State how many lines of the records contain the string "heading". Give the number alone.
⁂
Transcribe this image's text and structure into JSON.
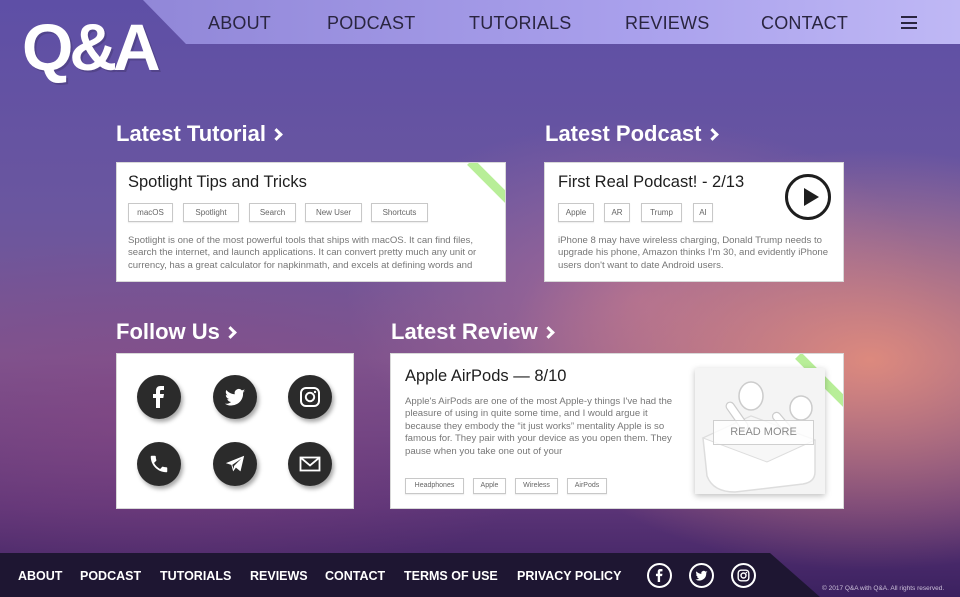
{
  "header": {
    "logo_text": "Q&A",
    "nav": [
      "ABOUT",
      "PODCAST",
      "TUTORIALS",
      "REVIEWS",
      "CONTACT"
    ],
    "menu_icon": "hamburger-menu-icon"
  },
  "tutorial": {
    "heading": "Latest Tutorial",
    "title": "Spotlight Tips and Tricks",
    "tags": [
      "macOS",
      "Spotlight",
      "Search",
      "New User",
      "Shortcuts"
    ],
    "description": "Spotlight is one of the most powerful tools that ships with macOS. It can find files, search the internet, and launch applications. It can convert pretty much any unit or currency, has a great calculator for napkinmath, and excels at defining words and"
  },
  "podcast": {
    "heading": "Latest Podcast",
    "title": "First Real Podcast! - 2/13",
    "tags": [
      "Apple",
      "AR",
      "Trump",
      "AI"
    ],
    "description": "iPhone 8 may have wireless charging, Donald Trump needs to upgrade his phone, Amazon thinks I'm 30, and evidently iPhone users don't want to date Android users.",
    "play_icon": "play-icon"
  },
  "follow": {
    "heading": "Follow Us",
    "icons": [
      "facebook-icon",
      "twitter-icon",
      "instagram-icon",
      "phone-icon",
      "telegram-icon",
      "email-icon"
    ]
  },
  "review": {
    "heading": "Latest Review",
    "title": "Apple AirPods — 8/10",
    "description": "Apple's AirPods are one of the most Apple-y things I've had the pleasure of using in quite some time, and I would argue it because they embody the “it just works” mentality Apple is so famous for. They pair with your device as you open them. They pause when you take one out of your",
    "tags": [
      "Headphones",
      "Apple",
      "Wireless",
      "AirPods"
    ],
    "read_more": "READ MORE"
  },
  "footer": {
    "links": [
      "ABOUT",
      "PODCAST",
      "TUTORIALS",
      "REVIEWS",
      "CONTACT",
      "TERMS OF USE",
      "PRIVACY POLICY"
    ],
    "social_icons": [
      "facebook-icon",
      "twitter-icon",
      "instagram-icon"
    ],
    "copyright": "© 2017 Q&A with Q&A. All rights reserved."
  },
  "colors": {
    "accent_ribbon": "#b8ee98",
    "header_bar": "#a9a0ec",
    "footer_bar": "#1e1632"
  }
}
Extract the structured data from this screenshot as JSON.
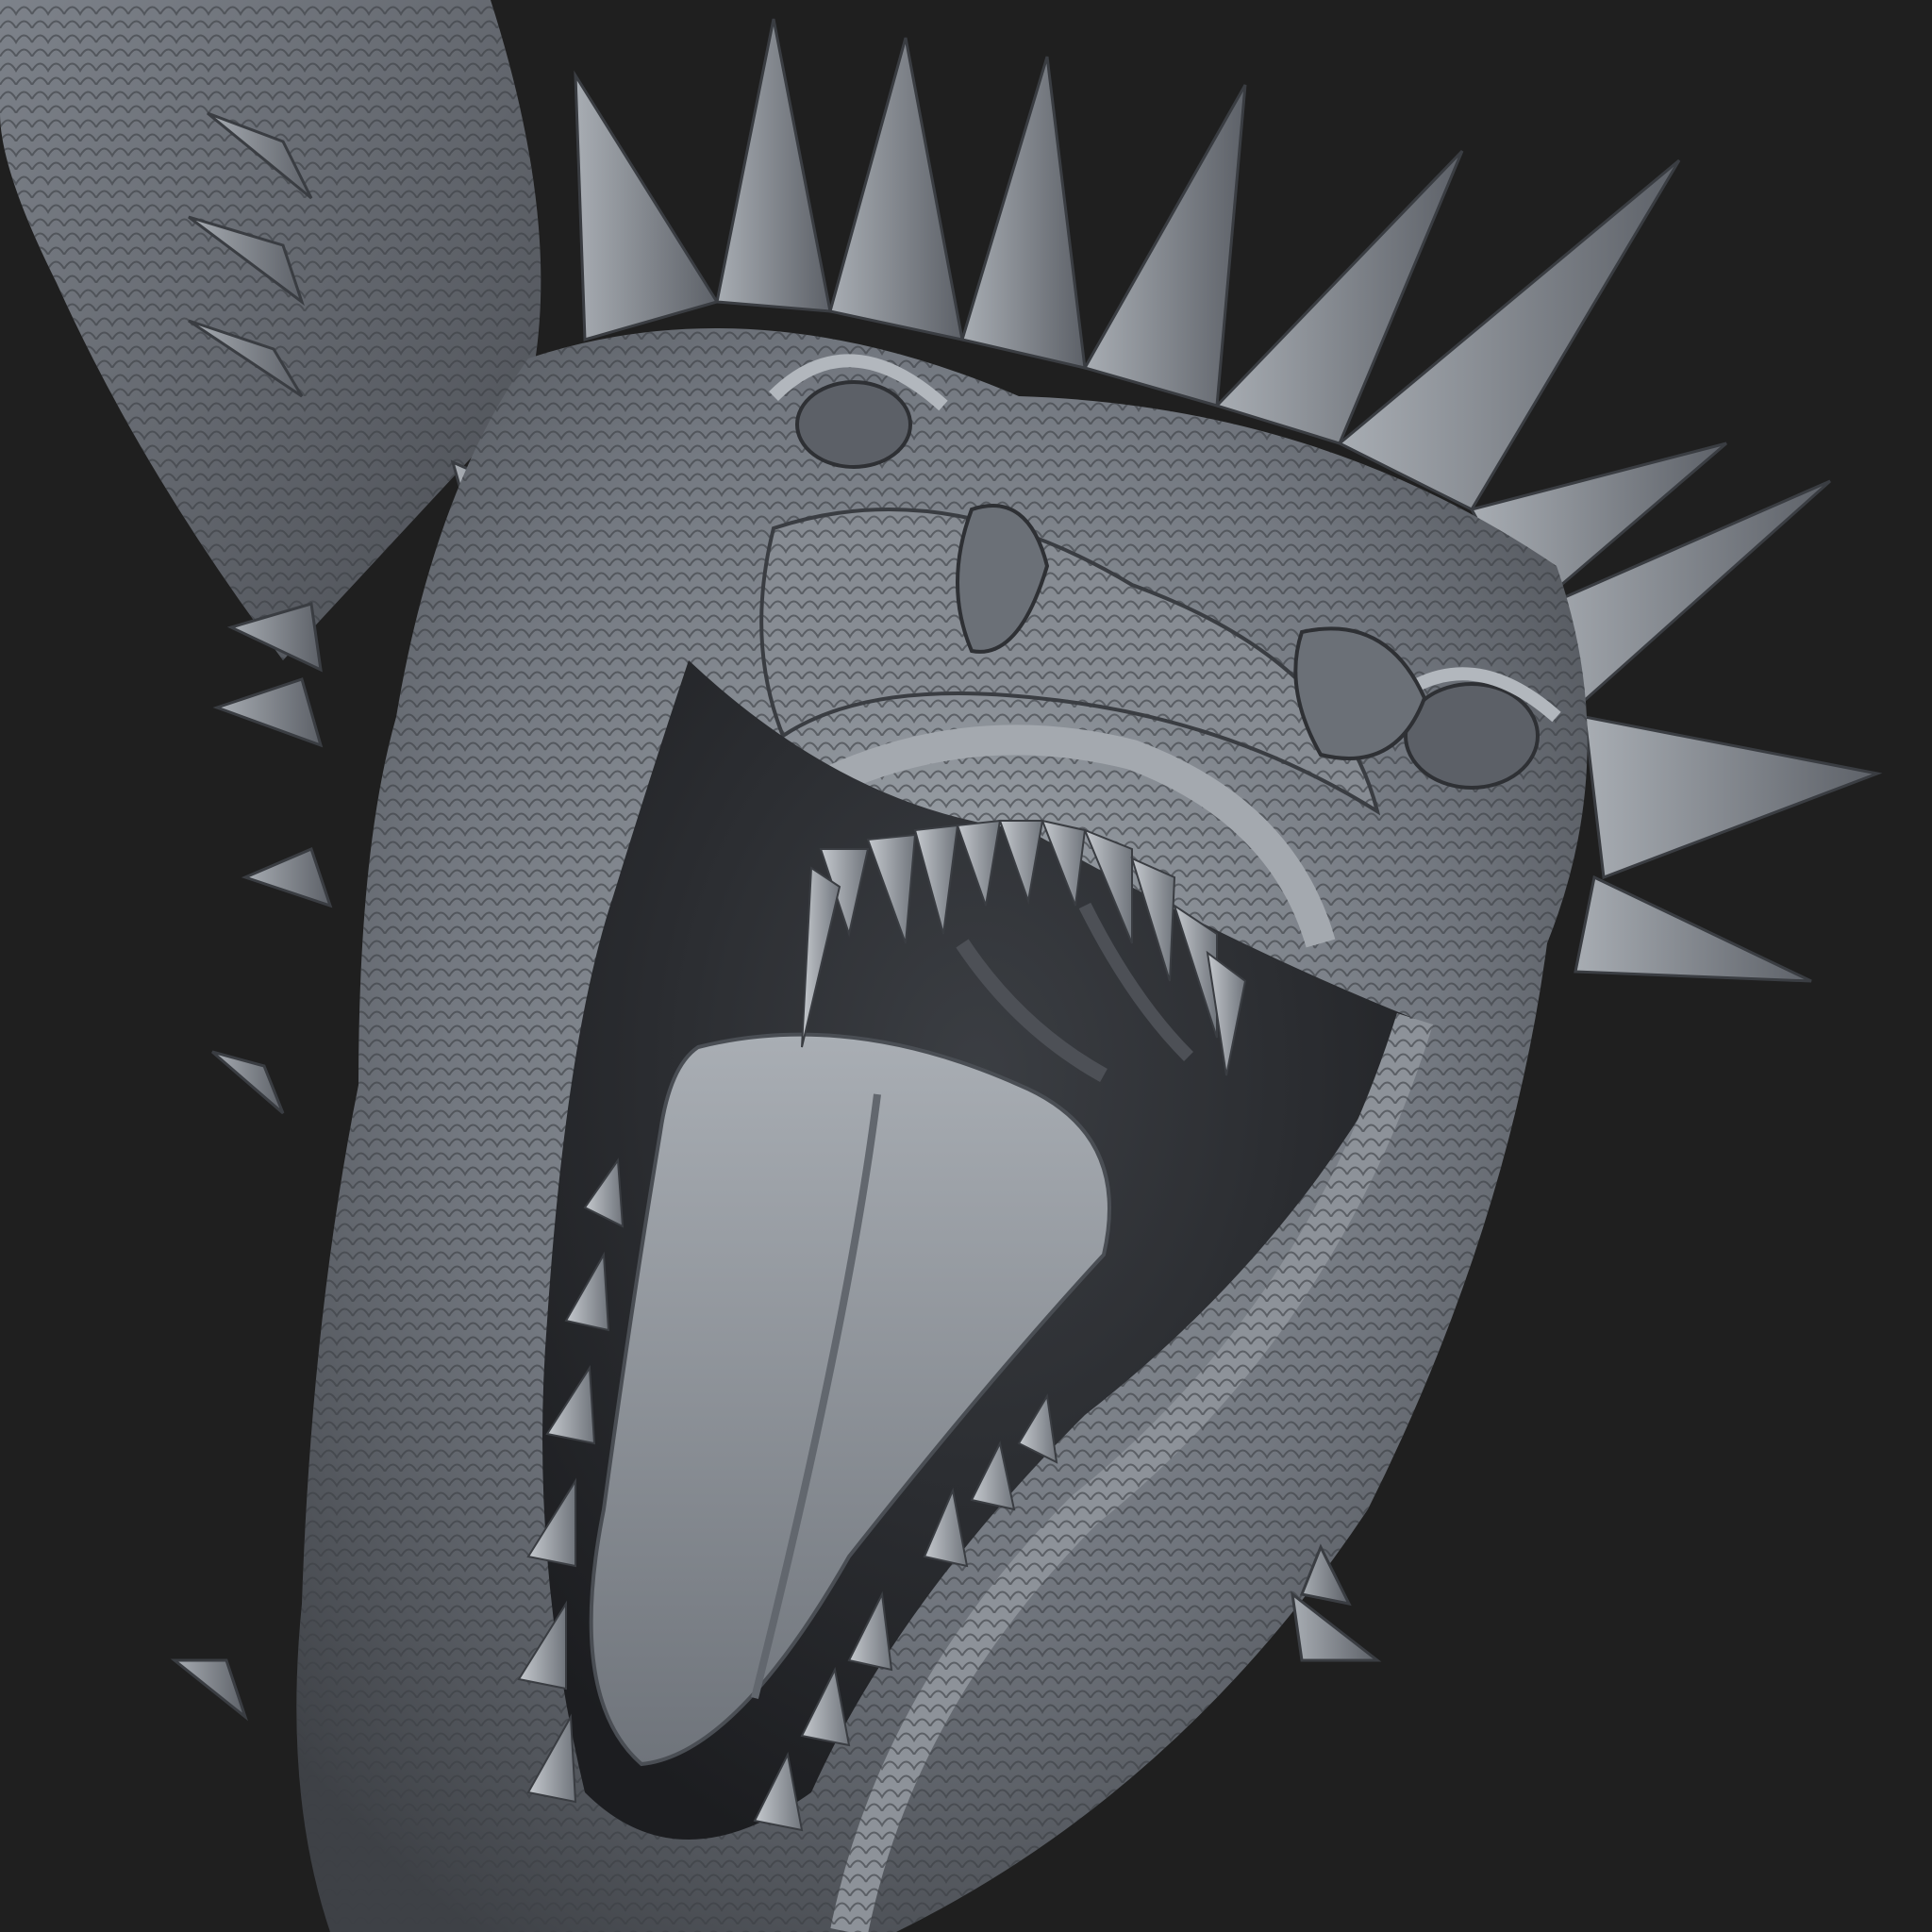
{
  "scene": {
    "subject": "dragon-head",
    "background_color": "#1f1f1f",
    "material_light": "#9aa0a6",
    "material_mid": "#6e737a",
    "material_dark": "#3d4045",
    "mouth_shadow": "#2a2c30",
    "tongue_color": "#8e949b"
  }
}
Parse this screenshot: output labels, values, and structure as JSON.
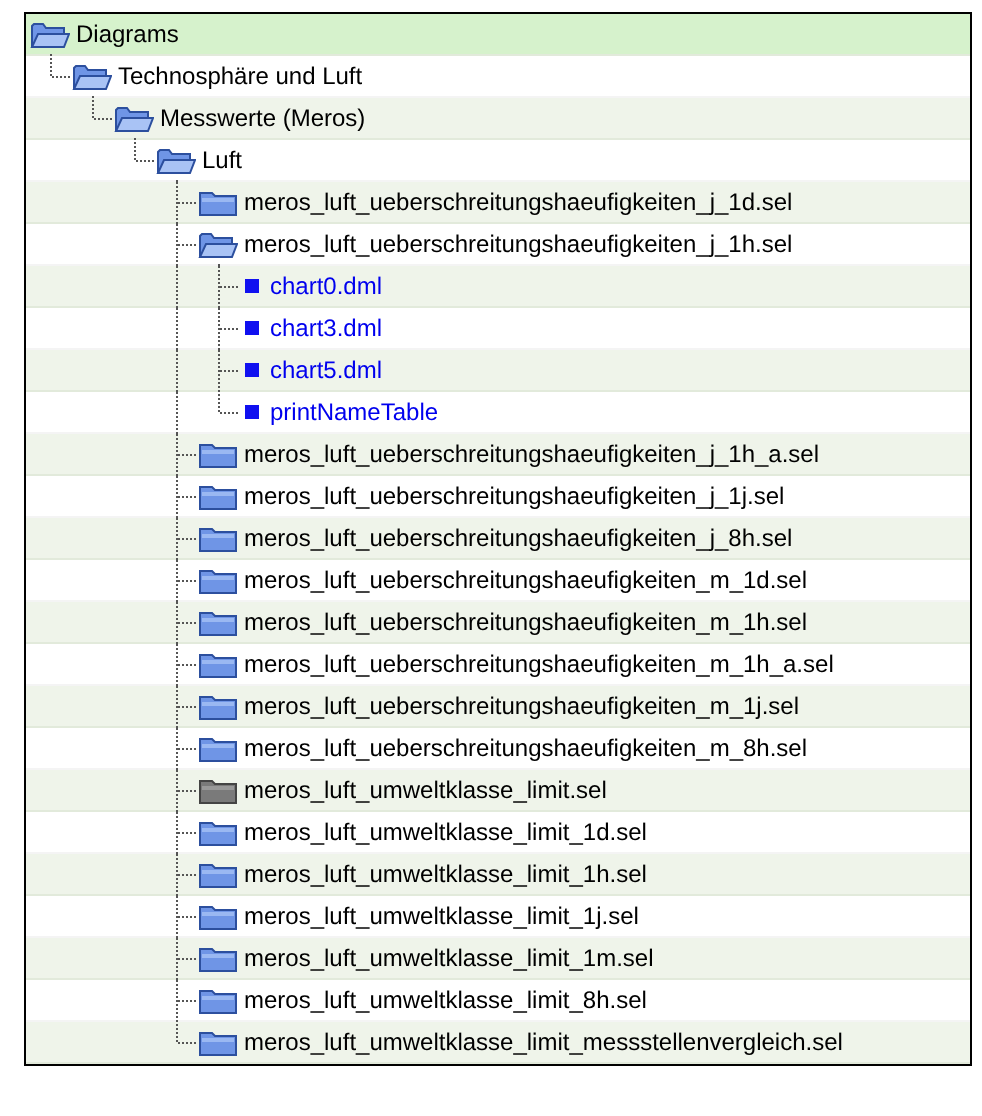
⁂
- **Task output**
4